I was doing the nutrition work for the PGC feedyards in the Texas Panhandle where Moody Taylor was the manager. Taylor was, to say the least, a very clever person. With approval of the feeding fund, he moved about 25,000 head of cattle from California to the PGC Texas feedyards before any California creditors knew about it. In a way, it was a humanitarian gesture because the cattle were starving, but obviously the California creditors were outraged.
PGC agreed to finish the cattle in Texas, sell them, and deduct the cost of the Texas feed plus the feed they were owed from California. The California creditors and investors would get the remainder. In the end, it was one of those programs that was “snake bit” from the first to the last bell.
We had a bad winter that the thin Holsteins didn’t tolerate well in Texas. When the final cattle were sold, they were bought by American Beef. About two weeks later, American Beef took bankruptcy and PGC assumed they had dodged a bullet and got in under the wire. Unfortunately, the bank did not clear the check promptly and it became part of the bankruptcy proceedings. I understand that eventually the bank was forced to make the check good. Regardless, a lot of lawsuits resulted from the original feeding fund investors and creditors that continued for the next 5-10 years.

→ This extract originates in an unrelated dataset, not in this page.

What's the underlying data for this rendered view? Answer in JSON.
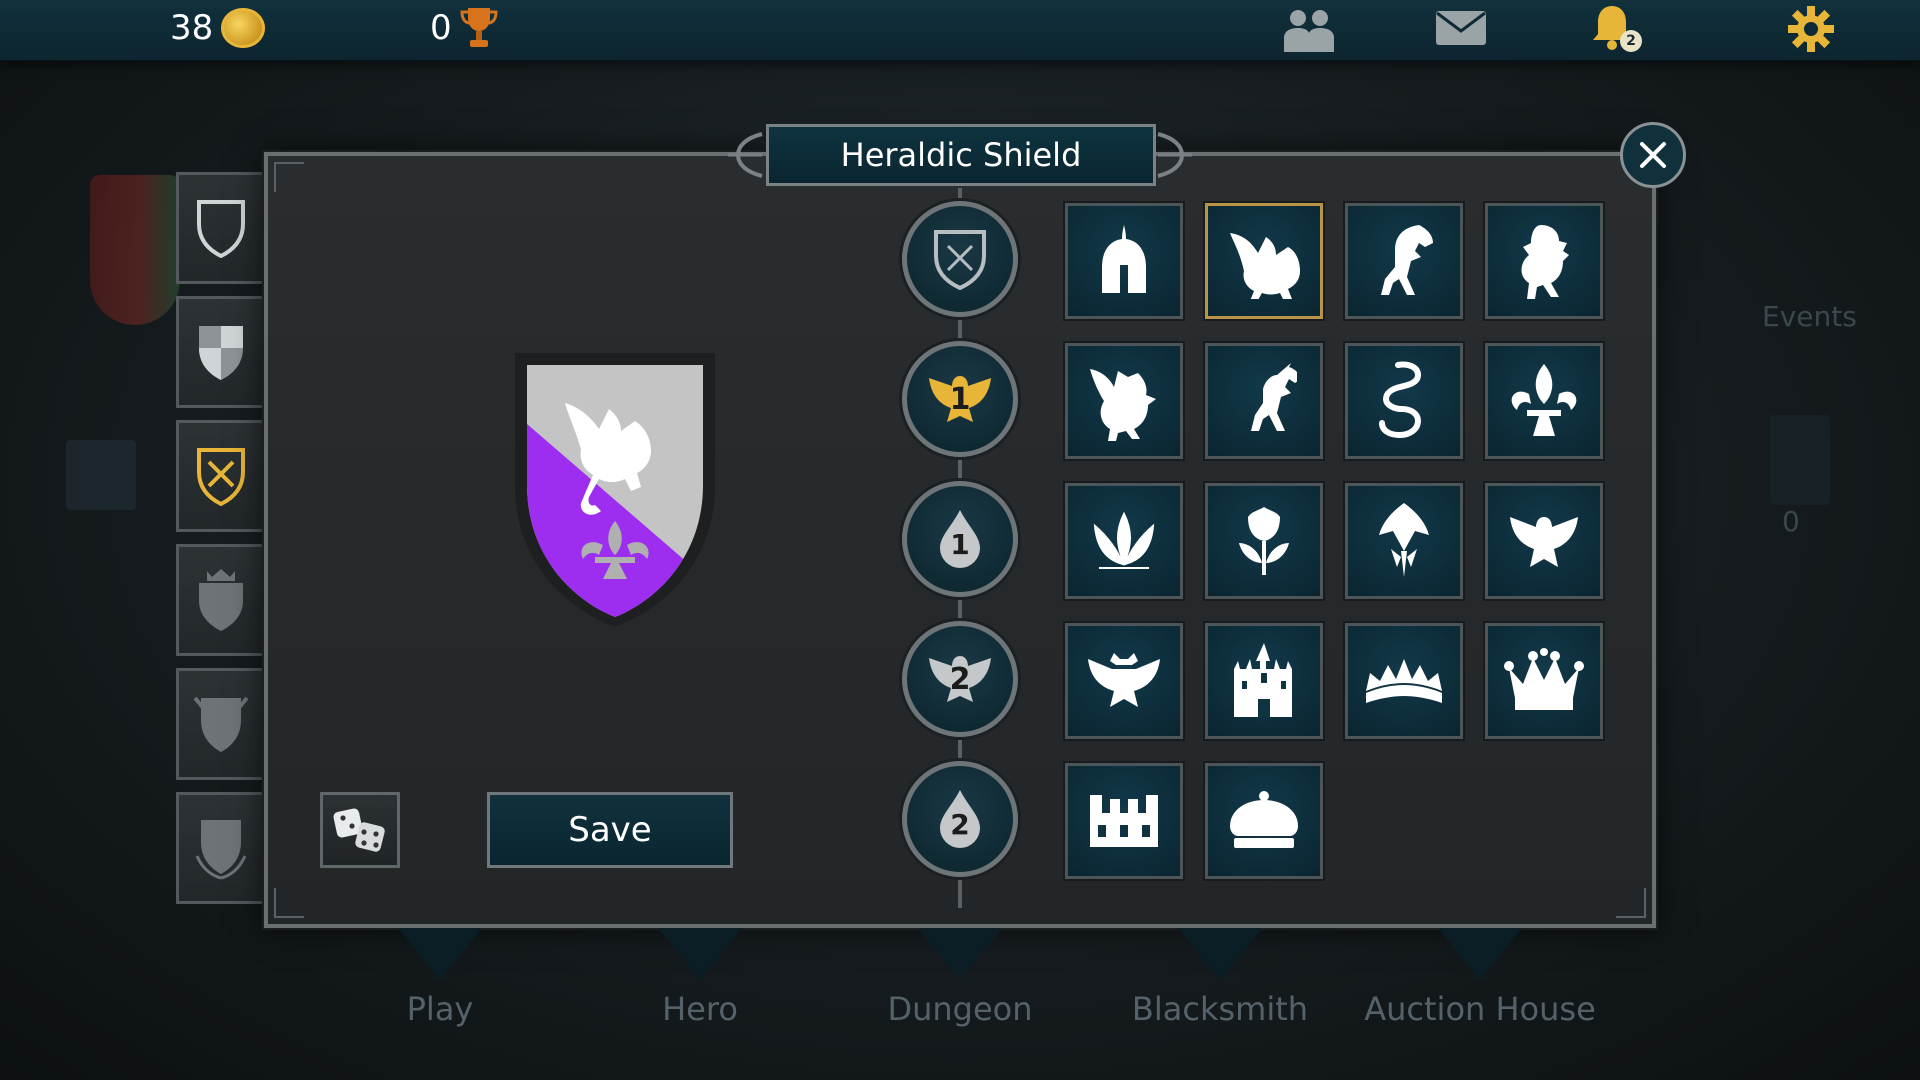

I don’t want to leave the impression that tax-deferred feeding never worked, because sometimes it served investors well. Around 1980, I put together a cattle feeding program for investors in the 70%-80% tax bracket. The cattle made some money and we deferred their money over the next several years into a 45% tax bracket. It was obviously a net winner.
One last comment on Jack Linkletter. He was a bright fellow, fun to be with, and a pioneer innovator in many respects. Jack told me that his grandfather said, “You can always tell a pioneer because he’s the one with a lot of arrows in his ass.” After the mid-’70s wreck, Jack felt a lot of arrows in his backside.
K. S. Eng
It was late in 1973
Tax shelters were still the rage
But the cattle wreck had started
We were about to turn the page
Corporate lawyers & accountants
Were at a loss for words
While investors & their bankers
Kept searching for phantom herds
When short on numbers excuses varied
Like too much rain & the grass is too high
The cattle strayed when fences washed out
Some of them drown & some always die
Or, high country cattle are always wild as hell
With water they’re on the highest mountain
They’ll come back when the tanks are dry
Next year we’ll be able to count them
Near the end excuses became more exotic
Most of the tellers weren’t cattlemen
My favorite was about the herds, so wild
That there were no cattle left in them
While bankers tried to count phantom cattle
Some corporations had a trucking branch
To make up numbers the trucks came in handy
Hauling the same cattle from ranch to ranch
When it was over there was some good news
Because when the final story was told
The trucking company made lots of money
And the cattle knew how to load
Those involved have all scattered
You can find them in most states
Some are involved in telemarketing
Some learned to make license plates.
Next week: Chapter 19 – A traveling man (the curse of a curious mind)
Other trending stories at BEEF: